§ Task
Report every line of the records that includes the word "triangle".

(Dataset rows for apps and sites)
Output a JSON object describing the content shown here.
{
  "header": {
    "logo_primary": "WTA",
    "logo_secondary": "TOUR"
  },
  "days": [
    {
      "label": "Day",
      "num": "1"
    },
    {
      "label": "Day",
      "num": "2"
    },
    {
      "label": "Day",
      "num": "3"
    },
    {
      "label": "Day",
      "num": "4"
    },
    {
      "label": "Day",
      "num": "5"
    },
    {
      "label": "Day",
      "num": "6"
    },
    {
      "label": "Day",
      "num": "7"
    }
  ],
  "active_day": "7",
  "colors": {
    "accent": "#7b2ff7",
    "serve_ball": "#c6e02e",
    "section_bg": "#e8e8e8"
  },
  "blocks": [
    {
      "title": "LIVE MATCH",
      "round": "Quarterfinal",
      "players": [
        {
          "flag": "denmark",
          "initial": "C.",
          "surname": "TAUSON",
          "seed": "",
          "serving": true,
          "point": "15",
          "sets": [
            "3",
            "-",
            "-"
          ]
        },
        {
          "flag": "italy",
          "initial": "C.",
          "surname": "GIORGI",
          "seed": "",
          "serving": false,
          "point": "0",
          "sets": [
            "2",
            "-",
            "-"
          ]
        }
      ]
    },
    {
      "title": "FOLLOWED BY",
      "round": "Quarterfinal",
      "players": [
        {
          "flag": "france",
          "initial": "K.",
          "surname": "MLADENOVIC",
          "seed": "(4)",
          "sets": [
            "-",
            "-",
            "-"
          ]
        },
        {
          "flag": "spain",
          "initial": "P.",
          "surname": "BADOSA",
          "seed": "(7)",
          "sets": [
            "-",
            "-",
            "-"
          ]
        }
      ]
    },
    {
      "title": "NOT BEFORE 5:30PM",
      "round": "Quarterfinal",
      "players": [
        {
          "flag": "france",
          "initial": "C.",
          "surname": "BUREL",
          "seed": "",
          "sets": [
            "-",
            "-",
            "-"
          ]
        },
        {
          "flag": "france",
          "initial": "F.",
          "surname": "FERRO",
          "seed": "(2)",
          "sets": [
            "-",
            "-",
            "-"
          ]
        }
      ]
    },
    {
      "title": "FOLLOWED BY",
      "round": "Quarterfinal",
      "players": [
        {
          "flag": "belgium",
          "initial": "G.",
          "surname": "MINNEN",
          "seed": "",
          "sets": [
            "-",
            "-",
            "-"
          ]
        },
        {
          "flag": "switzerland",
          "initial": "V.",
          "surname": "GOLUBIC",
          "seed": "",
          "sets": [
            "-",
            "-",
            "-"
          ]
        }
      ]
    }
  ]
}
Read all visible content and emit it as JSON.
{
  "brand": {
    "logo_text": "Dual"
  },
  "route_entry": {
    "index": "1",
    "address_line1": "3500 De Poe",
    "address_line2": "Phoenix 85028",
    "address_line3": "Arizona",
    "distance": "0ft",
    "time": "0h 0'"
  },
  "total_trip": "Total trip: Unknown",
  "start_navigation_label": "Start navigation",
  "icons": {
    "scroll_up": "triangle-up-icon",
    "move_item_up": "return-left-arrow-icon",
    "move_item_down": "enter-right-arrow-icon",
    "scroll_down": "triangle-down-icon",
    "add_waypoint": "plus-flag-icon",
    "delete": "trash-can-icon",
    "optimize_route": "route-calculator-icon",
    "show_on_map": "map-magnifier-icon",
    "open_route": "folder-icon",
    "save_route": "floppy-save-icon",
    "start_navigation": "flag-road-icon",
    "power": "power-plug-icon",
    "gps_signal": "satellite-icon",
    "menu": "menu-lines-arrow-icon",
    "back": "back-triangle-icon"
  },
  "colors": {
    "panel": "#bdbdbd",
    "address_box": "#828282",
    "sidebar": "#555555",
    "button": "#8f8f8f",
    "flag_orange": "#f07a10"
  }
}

§ Your solution
    "scroll_up": "triangle-up-icon",
    "scroll_down": "triangle-down-icon",
    "back": "back-triangle-icon"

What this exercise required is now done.